"An international price comparison of 15 procedures reveals that there could be savings of around $1.4 billion annually, even if only one in 10 U.S. patients choose to undergo treatment abroad," World Bank economist Aaditya Mattoo wrote in the journal Health Affairs.
However, the World Bank report also found that health insurance providers discriminate based on location of care, meaning many just won't pay for medical care overseas. There is only so far "out of network" you can be.
In the room next to Gilmore's at her New Delhi hospital was another American hip patient, Rick Thues, a 53-year-old computer consultant from California who loves to skydive and wanted legs strong enough to land on.
He said he would have preferred to go to a hospital in Orange County, Calif., where one of the pioneers in the field works, but that his HMO let him down.
"They denied my requests for hip resurfacing, even though it costs no more -- they didn't have a code for it -- and therefore they flat denied my hip resurfacing as opposed to hip replacement," Thues said.
Thues took his claim to the state board of appeals and lost, although one doctor agreed that it was the right surgery. The other two believed there wasn't enough historical evidence: Hip resurfacing has only recently been approved in the United States.
"I don't think I had another choice. I really don't. What could I have done? I -- well, I could've paid more money. I could've waited four to six months. I could've gotten last year's prosthetic. But I didn't. I decided I wanted the state of the art, and I wanted it now because I needed it now," he said.
Max Hospital is one of nearly a half dozen new hospitals popping up within a half hour of the Delhi International Airport. By the year 2010, there will be 2000 more Western-standard hospital beds -- at Indian prices.
Many of the new hospitals are already accredited by an organization called the Joint Commission, which also helps set the standard for thousands of hospitals in the United States, and has approved more than 100 hospitals around the world in the past six years.
One of India's most ambitious new hospitals, in the town of Gurgaon, was spearheaded by Dr. Naresh Trehan, the most prominent heart surgeons in India today. He used to work in the United States but came back to build a hospital that offered the same standard of care for his countrymen back home.
The existing hospital already handles a volume of heart surgeries greater than most Western hospitals, but his latest research specialty institution hopes to combine the best of Eastern and Western medicines for both international and domestic clients.
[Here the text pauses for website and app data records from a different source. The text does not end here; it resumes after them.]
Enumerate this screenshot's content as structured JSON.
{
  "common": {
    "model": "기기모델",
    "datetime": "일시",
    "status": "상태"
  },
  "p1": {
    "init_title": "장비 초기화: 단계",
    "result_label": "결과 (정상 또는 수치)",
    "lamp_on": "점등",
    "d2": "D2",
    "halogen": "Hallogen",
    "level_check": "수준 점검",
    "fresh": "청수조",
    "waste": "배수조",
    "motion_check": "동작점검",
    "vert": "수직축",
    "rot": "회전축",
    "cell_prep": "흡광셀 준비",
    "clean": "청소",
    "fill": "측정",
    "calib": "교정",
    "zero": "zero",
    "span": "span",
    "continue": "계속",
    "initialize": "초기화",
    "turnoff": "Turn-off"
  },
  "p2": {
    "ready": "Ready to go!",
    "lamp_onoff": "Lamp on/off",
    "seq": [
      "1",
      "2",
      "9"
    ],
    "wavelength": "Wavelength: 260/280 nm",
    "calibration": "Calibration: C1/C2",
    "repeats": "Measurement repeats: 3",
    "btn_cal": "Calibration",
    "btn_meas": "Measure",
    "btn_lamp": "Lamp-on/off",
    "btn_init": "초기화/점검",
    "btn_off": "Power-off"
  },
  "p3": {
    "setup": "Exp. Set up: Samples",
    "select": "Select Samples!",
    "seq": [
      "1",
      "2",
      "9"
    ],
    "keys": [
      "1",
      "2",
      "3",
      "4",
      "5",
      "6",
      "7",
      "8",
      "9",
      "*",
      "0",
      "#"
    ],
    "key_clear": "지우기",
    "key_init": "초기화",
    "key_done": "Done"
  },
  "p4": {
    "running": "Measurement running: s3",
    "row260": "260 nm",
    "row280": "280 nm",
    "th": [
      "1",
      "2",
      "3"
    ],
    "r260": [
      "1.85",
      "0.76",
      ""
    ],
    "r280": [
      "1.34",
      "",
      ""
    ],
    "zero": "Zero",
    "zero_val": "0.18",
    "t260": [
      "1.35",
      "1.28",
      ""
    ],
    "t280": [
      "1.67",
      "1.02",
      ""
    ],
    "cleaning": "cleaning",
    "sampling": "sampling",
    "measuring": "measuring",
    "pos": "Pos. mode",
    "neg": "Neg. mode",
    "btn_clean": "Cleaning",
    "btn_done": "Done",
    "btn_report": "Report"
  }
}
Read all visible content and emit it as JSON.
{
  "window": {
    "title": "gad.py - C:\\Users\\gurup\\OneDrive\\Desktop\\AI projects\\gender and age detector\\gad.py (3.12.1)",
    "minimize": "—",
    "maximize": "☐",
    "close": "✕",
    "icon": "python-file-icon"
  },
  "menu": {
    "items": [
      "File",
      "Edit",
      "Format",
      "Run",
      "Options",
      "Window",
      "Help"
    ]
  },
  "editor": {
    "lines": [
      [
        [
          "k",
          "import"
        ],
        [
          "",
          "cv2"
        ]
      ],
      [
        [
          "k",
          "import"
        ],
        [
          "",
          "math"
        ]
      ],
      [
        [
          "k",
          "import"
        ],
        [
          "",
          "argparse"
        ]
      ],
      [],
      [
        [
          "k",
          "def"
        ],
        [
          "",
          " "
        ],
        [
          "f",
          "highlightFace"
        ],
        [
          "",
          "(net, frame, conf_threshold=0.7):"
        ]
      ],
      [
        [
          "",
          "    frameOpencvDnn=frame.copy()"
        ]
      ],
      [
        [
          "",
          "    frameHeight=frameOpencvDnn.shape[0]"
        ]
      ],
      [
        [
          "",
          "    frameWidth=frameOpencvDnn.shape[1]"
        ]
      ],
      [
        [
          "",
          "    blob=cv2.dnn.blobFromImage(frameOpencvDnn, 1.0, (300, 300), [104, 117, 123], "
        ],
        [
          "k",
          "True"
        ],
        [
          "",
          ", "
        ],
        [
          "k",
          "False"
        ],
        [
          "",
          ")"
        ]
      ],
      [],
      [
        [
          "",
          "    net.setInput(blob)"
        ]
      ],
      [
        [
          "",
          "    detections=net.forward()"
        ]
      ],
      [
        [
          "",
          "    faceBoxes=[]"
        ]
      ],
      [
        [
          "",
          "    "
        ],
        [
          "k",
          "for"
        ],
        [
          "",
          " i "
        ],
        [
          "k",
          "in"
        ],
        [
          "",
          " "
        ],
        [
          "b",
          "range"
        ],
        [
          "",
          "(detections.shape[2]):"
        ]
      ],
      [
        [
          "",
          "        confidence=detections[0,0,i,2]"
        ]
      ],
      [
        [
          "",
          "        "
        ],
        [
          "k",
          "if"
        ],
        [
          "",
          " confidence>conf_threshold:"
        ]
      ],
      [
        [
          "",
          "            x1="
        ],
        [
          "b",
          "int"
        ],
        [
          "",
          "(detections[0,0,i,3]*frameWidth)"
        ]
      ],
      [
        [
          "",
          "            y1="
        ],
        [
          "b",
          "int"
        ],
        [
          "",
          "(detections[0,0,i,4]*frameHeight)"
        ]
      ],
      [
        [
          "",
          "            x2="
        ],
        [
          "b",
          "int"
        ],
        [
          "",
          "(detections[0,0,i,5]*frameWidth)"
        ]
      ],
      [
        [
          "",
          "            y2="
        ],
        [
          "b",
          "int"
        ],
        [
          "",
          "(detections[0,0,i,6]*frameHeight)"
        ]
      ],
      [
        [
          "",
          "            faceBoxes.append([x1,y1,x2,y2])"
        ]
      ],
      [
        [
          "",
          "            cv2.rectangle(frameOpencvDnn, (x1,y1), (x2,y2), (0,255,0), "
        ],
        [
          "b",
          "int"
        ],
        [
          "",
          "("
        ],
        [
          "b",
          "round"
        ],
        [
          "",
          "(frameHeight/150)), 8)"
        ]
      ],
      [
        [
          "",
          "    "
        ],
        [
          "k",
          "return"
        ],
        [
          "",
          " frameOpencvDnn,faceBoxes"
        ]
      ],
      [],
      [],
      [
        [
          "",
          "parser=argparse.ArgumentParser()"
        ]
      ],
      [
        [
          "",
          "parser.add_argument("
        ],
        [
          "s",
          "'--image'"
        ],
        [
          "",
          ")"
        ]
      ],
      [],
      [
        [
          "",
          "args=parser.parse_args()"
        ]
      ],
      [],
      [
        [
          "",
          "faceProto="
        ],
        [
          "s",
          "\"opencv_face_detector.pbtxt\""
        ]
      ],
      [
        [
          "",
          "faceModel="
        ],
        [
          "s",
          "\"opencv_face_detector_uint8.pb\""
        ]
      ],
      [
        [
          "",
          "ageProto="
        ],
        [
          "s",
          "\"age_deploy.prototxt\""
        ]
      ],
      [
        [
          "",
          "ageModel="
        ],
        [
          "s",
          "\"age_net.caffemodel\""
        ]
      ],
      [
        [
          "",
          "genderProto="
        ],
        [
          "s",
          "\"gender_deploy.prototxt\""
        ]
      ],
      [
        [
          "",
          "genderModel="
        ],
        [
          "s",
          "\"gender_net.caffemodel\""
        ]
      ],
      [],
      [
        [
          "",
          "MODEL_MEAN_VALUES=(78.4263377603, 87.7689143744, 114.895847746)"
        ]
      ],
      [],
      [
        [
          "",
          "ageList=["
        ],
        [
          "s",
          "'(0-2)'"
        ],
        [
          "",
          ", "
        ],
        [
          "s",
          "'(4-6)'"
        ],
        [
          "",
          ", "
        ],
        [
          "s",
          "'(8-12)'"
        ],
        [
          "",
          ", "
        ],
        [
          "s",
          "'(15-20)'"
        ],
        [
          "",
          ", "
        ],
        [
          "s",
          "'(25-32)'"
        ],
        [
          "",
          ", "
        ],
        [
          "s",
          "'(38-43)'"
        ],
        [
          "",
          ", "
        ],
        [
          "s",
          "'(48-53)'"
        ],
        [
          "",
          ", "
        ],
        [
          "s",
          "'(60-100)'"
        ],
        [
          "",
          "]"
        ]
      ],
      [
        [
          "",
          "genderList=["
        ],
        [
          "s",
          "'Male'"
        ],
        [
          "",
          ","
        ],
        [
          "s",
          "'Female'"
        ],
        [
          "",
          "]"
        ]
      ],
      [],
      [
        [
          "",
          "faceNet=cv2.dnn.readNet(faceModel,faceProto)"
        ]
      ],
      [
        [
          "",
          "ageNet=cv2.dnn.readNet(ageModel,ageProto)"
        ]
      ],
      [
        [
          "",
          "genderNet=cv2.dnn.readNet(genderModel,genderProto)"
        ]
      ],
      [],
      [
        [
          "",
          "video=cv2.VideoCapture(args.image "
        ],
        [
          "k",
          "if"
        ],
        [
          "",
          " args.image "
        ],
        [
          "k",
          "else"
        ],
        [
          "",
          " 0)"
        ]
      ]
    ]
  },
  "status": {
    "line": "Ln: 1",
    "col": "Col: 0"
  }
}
"International patients are great, but you have to realize there are 300 million middle-class Indians who can afford the kind of care we are providing," Trehan said.
Analysts wonder what impact this will have on health care in the United States. People like Dodie Gilmore are finding less-expensive health care outside the United States, and the quality of care she received in India has reset the bar for what she feels entitled to in a medical experience.
"I really believe that health care is really the only industry in America that's never really had competition before, and competition is healthy," PlanetHospital's Rupak said.